Give only the number of lines in the data that contain the word "this".

▶ Records from a dataset
"""
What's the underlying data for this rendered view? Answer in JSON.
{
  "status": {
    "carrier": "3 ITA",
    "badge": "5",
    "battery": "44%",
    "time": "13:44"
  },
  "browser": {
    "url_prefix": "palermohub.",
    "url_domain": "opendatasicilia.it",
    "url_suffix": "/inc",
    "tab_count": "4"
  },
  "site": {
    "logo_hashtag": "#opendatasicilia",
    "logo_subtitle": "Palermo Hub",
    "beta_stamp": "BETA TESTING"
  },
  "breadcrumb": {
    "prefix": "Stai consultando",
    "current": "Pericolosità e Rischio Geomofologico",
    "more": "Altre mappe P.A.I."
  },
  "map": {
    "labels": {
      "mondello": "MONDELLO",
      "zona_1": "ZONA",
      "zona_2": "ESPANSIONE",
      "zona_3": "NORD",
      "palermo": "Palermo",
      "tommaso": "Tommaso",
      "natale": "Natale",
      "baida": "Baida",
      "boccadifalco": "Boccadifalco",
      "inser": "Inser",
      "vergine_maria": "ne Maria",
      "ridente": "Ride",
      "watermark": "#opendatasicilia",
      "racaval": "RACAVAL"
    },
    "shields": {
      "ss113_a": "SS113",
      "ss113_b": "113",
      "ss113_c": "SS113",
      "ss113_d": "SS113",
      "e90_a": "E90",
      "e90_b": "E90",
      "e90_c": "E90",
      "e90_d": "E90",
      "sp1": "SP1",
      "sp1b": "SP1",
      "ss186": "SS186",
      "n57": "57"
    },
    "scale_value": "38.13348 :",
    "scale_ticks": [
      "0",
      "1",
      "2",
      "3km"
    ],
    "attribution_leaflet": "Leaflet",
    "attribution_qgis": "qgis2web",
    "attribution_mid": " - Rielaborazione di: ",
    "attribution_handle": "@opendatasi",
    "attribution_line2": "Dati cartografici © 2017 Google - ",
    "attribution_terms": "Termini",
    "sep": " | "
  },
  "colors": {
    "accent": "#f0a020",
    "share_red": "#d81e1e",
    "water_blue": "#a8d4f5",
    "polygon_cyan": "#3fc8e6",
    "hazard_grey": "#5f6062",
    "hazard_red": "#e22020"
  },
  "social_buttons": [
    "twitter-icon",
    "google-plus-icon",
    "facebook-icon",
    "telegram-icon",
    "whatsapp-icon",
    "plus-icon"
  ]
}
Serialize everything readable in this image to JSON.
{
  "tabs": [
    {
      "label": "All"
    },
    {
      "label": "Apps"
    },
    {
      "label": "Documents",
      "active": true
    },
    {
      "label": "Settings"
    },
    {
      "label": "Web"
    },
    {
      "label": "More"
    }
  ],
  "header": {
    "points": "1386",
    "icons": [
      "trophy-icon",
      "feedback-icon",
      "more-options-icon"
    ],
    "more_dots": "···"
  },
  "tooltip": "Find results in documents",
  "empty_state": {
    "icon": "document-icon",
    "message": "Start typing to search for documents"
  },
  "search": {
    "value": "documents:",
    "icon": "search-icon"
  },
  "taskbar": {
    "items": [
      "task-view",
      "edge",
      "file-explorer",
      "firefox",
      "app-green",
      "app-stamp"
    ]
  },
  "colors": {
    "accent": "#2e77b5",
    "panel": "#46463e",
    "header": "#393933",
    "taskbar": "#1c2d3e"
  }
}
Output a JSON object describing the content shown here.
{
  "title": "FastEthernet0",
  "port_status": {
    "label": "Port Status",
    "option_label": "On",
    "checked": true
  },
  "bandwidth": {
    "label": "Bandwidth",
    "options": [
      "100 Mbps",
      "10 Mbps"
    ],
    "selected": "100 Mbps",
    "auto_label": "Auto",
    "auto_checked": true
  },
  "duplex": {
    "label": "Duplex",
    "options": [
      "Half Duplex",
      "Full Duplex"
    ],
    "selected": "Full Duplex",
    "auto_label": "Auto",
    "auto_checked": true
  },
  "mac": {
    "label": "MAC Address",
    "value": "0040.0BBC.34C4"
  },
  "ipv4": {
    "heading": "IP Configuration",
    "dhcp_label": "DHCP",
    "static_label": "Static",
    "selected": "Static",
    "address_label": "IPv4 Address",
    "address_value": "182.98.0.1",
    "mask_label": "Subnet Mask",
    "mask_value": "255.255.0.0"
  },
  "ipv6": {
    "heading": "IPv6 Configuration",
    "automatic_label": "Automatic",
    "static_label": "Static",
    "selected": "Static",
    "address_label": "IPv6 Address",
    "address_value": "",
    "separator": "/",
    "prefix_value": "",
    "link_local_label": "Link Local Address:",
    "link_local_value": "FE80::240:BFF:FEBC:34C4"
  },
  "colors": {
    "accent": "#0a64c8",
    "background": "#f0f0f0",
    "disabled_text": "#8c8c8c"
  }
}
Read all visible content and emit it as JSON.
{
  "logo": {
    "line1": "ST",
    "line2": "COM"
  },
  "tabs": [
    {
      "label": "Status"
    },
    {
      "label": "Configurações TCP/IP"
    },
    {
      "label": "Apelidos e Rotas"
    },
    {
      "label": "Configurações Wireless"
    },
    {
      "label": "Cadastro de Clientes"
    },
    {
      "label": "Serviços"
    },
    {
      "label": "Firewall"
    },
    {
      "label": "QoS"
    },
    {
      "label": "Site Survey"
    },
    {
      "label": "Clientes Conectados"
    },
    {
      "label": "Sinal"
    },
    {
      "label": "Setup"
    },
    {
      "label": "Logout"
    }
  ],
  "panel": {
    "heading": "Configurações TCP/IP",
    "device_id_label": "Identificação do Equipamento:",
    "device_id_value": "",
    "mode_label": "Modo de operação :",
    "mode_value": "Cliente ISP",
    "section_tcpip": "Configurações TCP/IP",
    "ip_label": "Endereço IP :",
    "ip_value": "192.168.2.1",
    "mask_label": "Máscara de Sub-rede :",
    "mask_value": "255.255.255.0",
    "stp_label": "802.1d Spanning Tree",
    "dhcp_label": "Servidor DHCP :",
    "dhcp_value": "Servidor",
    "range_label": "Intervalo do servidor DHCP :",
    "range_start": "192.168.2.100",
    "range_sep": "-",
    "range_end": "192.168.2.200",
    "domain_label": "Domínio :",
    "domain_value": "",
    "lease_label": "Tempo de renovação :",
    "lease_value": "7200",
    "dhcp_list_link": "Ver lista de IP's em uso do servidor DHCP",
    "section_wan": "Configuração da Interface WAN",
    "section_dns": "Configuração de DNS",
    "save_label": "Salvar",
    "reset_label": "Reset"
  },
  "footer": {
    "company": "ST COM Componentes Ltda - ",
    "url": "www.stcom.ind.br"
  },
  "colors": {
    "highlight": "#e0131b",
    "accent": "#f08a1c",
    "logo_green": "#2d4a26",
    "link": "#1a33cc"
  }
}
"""
▶ Completed task
2